European occupacity predicted to reach 90% in 2007
Based on our best view of supply and demand going forward we believe that European occupacity levels will reach in excess of 90% in 2007 and could reach 97% through the next two years.
Methacrylic Acid returns to balance after serious shortages.
Difficulties in the supply of MAA during 2006 were unusual. One European manufacturer experienced a long-term outage and others faced minor interruptions all of which resulted in restricted supply. Since then strong demand in Asia has continued to pull product from Europe and keep pricing firm. Demand for MAA continues to grow in the relatively new application area of construction chemicals but the more mature automotive coatings sector is flat. We view a balanced market for 2007, with the new MAA capacity in the USA supporting downstream growth.
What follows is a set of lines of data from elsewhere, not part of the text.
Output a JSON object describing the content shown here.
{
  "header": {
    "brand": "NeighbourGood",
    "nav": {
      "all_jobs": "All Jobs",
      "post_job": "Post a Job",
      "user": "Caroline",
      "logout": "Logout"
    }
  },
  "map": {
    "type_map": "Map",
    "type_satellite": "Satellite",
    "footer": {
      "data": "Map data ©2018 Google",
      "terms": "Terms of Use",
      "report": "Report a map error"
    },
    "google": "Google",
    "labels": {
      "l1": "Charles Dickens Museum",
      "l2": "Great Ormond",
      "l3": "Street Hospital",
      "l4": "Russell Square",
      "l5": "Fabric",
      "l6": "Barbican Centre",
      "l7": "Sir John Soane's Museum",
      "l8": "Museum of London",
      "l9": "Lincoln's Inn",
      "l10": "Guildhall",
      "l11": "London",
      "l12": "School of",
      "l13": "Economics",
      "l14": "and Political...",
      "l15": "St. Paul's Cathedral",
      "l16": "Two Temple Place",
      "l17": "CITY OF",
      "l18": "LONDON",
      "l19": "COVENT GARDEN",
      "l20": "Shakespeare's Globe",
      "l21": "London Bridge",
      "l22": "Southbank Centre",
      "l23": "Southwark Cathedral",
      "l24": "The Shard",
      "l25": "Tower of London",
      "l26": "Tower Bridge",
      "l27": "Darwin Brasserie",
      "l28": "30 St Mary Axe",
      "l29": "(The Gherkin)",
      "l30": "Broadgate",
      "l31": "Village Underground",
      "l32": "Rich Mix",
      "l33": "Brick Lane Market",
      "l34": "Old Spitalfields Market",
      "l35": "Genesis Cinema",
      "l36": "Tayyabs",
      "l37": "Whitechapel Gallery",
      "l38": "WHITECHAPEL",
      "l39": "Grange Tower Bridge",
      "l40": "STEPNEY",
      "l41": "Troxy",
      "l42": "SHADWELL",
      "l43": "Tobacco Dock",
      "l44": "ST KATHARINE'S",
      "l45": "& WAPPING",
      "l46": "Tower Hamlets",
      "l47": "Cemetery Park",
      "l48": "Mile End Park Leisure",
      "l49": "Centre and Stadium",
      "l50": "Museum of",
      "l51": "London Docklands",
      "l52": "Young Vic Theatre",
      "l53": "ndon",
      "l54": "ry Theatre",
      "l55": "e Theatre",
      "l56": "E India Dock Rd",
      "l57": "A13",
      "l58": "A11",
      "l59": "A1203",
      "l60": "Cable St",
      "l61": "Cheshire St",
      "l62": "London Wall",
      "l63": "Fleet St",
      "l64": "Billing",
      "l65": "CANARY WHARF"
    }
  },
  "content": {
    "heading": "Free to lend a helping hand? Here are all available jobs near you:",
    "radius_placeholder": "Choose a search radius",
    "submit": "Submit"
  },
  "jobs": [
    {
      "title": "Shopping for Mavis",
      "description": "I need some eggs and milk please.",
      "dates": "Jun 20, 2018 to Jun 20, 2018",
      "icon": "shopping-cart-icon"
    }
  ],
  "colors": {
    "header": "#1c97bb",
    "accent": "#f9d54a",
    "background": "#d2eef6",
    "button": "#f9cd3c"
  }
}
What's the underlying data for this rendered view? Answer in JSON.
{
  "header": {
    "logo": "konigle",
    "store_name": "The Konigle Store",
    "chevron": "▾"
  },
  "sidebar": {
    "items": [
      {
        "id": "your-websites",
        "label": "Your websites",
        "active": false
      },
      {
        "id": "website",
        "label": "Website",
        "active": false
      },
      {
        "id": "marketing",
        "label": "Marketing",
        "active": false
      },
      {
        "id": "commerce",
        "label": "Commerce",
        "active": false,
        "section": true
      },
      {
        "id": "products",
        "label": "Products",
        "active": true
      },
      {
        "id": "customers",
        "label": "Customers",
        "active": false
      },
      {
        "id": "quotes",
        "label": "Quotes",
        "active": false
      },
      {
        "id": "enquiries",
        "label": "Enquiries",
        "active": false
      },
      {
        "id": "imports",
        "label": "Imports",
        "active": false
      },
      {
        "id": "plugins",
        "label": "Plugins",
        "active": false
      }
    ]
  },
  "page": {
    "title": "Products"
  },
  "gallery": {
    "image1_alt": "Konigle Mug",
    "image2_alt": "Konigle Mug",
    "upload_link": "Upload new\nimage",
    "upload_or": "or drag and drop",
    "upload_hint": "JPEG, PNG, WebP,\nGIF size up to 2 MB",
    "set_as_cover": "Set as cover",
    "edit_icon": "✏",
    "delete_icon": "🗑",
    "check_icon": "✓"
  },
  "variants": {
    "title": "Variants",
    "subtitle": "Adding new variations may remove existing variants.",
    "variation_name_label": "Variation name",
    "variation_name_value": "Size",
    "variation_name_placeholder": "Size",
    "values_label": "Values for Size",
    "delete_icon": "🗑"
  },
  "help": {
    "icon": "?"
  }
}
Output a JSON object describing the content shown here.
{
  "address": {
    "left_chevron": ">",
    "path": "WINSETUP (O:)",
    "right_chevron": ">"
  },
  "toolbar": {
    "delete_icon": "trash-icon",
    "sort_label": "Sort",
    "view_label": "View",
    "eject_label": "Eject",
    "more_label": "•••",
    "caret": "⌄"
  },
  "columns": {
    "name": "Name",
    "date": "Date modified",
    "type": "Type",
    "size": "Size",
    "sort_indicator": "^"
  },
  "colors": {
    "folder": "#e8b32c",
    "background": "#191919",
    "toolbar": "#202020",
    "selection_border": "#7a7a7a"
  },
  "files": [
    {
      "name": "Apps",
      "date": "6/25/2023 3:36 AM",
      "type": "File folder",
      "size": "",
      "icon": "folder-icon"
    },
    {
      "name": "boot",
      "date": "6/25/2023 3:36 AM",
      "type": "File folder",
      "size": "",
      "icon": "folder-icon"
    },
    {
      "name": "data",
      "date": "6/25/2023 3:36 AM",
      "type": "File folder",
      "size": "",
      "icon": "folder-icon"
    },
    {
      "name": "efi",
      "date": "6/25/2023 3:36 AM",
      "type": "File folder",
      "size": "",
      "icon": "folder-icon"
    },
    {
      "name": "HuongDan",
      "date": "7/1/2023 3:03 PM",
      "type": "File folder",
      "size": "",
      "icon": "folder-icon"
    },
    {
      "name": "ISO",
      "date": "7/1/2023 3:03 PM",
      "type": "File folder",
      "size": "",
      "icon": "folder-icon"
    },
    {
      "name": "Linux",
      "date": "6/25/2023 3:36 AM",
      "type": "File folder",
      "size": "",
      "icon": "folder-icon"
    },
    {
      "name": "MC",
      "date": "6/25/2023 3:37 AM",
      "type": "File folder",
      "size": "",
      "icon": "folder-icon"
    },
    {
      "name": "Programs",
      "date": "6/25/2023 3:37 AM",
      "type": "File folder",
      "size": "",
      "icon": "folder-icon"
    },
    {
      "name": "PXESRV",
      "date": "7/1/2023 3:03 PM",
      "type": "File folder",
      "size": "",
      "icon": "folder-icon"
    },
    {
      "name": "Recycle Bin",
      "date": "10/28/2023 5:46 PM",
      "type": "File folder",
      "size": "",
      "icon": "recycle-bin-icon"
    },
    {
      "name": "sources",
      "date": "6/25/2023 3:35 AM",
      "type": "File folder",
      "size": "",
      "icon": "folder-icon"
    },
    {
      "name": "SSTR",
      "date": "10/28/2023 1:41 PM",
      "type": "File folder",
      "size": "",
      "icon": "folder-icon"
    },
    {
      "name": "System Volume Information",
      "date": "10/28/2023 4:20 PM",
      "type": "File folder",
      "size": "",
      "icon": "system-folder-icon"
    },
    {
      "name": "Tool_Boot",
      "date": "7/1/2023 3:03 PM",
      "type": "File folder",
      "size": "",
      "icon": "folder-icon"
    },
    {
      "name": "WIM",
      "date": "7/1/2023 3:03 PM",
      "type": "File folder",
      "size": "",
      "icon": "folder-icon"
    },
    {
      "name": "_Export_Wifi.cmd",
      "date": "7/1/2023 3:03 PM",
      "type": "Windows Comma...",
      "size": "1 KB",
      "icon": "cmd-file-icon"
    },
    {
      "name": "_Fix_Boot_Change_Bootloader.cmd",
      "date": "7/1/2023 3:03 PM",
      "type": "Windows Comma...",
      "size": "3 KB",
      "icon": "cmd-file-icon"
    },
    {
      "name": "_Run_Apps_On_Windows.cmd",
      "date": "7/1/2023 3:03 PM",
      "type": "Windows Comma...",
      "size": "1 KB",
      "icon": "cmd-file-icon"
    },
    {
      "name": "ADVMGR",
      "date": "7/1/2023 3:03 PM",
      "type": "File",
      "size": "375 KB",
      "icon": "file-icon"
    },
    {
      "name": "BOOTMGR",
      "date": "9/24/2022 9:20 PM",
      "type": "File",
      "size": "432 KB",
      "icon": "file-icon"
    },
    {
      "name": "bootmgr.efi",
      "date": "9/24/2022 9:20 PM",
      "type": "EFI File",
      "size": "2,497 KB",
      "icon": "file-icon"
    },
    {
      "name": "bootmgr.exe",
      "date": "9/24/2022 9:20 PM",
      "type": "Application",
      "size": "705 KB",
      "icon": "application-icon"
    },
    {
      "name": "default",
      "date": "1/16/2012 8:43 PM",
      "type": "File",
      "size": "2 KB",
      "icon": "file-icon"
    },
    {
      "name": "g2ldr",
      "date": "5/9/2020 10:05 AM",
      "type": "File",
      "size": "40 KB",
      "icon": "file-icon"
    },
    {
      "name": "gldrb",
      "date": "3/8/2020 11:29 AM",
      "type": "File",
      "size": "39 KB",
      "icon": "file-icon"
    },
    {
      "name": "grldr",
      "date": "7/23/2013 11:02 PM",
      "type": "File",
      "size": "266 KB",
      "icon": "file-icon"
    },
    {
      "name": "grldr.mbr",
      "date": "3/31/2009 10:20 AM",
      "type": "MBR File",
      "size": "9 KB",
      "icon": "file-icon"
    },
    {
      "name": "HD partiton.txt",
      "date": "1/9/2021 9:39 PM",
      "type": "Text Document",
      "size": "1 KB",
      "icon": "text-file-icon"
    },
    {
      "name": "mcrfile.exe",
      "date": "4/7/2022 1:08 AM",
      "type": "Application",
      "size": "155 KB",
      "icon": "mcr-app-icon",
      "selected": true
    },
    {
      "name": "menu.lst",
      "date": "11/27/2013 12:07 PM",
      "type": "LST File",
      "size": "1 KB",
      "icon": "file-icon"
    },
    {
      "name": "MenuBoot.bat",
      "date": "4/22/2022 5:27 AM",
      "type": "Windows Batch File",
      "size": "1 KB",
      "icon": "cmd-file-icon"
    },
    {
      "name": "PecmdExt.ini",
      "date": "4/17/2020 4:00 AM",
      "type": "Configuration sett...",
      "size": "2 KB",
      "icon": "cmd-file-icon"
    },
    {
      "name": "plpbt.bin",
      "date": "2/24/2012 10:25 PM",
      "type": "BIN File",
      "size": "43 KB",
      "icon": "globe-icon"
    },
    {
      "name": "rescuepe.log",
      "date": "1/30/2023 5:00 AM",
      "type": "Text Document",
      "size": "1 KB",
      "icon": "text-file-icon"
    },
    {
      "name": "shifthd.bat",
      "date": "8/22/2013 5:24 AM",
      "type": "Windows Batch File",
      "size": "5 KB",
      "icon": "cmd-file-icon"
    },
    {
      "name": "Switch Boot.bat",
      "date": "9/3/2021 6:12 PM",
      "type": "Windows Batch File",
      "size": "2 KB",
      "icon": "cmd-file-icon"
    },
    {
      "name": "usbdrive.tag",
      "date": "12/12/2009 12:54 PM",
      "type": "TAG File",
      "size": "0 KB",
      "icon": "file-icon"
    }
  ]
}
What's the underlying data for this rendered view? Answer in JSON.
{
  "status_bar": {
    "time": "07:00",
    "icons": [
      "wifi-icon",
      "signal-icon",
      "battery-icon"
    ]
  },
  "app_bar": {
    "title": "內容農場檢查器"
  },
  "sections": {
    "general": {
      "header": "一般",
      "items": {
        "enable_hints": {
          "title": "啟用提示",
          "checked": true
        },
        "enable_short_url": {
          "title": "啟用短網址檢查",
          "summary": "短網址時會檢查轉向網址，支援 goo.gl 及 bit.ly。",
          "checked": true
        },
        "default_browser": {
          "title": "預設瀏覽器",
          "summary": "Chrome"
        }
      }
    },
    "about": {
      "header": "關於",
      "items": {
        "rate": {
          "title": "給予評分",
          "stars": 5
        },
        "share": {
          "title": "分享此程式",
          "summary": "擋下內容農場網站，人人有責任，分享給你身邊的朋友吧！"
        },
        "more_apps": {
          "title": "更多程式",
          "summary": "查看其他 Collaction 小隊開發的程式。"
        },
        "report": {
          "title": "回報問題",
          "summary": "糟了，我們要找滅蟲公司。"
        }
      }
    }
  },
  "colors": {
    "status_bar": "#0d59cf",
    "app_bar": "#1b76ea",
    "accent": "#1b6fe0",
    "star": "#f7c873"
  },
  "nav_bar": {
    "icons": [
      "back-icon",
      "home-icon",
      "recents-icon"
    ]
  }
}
All information or advice provided in this Article is intended to be general in nature and you should not rely on it in connection with the making of any decisions. Lucite International Limited and the companies within the Lucite International group of companies try to ensure that all information provided in this Article is correct at the time of inclusion but does not guarantee the accuracy of such information. Lucite International Limited and the companies within the Lucite International Limited group of companies are not liable for any action you may take as a result of relying on the information or advice within the Article nor for any loss or damage suffered by you arising therefrom.